It chronicled the professional and personal exploits of Mary Richards (Mary Tyler Moore), the associate producer for the station’s 6 p.m. news program. Other characters included Murray Slaughter (Gavin MacLeod), Rhoda Morgenstern (Valerie Harper), Phyllis Lindstrom (Cloris Leachman), Ted Baxter (Ted Knight) and Sue Ann Nivens (Betty White).
Lou Grant, news director of WJM-TV, was Mary Richards’s boss. Grant was as abrasive as Richards was timid. But his hard-nosed exterior often concealed his more sensitive interior.
The chemistry between the characters was wonderful. Fans lauded the show for the way is examined various social issues while delivering first-rate comedy. The Mary Tyler Moore Show is ranked No. 6 on the “101 Best Written TV Series of All Time” by WGA/TV Guide.
While news was always the backdrop of The Mary Tyler Moore Show, the intricacies of journalism never dominated the program. But Asner eventually got to delve into the weeds of Lou Grant’s profession.
In the 1960s and ’70s, the news industry took on a new significance in U.S. society. CBS debuted its groundbreaking newsmagazine 60 Minutes in 1968. And efforts by investigative journalists to examine the Watergate scandal, spearheaded by The Washington Post, exposed the corruption of the Nixon administration.
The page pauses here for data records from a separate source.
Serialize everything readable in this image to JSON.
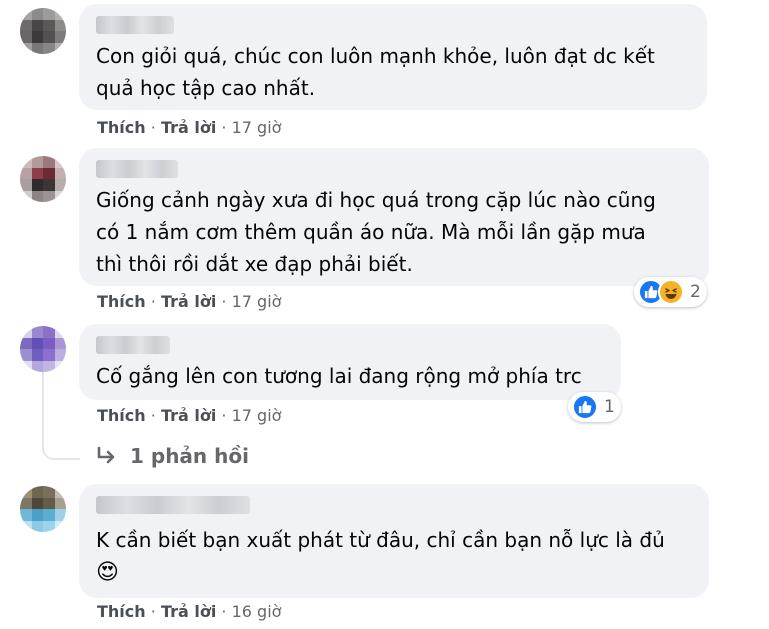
{
  "comments": [
    {
      "text_lines": [
        "Con giỏi quá, chúc con luôn mạnh khỏe, luôn đạt dc kết",
        "quả học tập cao nhất."
      ],
      "like": "Thích",
      "reply": "Trả lời",
      "time": "17 giờ"
    },
    {
      "text_lines": [
        "Giống cảnh ngày xưa đi học quá trong cặp lúc nào cũng",
        "có 1 nắm cơm thêm quần áo nữa. Mà mỗi lần gặp mưa",
        "thì thôi rồi dắt xe đạp phải biết."
      ],
      "like": "Thích",
      "reply": "Trả lời",
      "time": "17 giờ",
      "reactions": {
        "icons": [
          "like-icon",
          "haha-icon"
        ],
        "count": "2"
      }
    },
    {
      "text_lines": [
        "Cố gắng lên con tương lai đang rộng mở phía trc"
      ],
      "like": "Thích",
      "reply": "Trả lời",
      "time": "17 giờ",
      "reactions": {
        "icons": [
          "like-icon"
        ],
        "count": "1"
      },
      "replies_label": "1 phản hồi"
    },
    {
      "text_lines": [
        "K cần biết bạn xuất phát từ đâu, chỉ cần bạn nỗ lực là đủ"
      ],
      "emoji": "😍",
      "like": "Thích",
      "reply": "Trả lời",
      "time": "16 giờ"
    }
  ],
  "separator": "·",
  "colors": {
    "bubble": "#f0f2f5",
    "action_text": "#65676b",
    "like_blue": "#1877f2",
    "haha_yellow": "#f7b125"
  }
}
Asner took the lead role in the hourlong drama Lou Grant just in time to take advantage of this renewed interest in the news media. While it didn’t turn more financially lucrative for those who worked in it (it still hasn’t!), journalism had again become culturally popular. Most Americans trusted news outlets to tell them the story.
In the late 1970s, I was preparing to finish high school and began exploring my options for college. Embarking on a career in journalism was my goal, and so I latched onto the Lou Grant show.
Moving from Minneapolis to Los Angeles, Asner converted his sit-com Lou Grant into a dramatic Lou Grant. The character took on the role of city editor at the fictional Los Angeles Tribune.
Sure, Grant retained his sense of humor. But he became more serious about the work his staff produced. He pushed reporters to follow the facts, write with readers in mind — and to get it right as well as to get it first!
The program didn’t merely reflect current events. It gave an insider’s view of how a newspaper covered current events.
This also chronicled how reporters and editors wrestled with issues pertaining to media ethics: Should we print this story? How can we present it in a manner that’s fair to everyone? What will be the consequences if we go ahead with publication?
The newspaper business has changed drastically since Lou Grant rolled up his sleeves for the last time in 1982, but some aspects have remained the same. Ed Asner personified the best of what it means to be a journalist, and I feel fortunate to have watched him play out this role.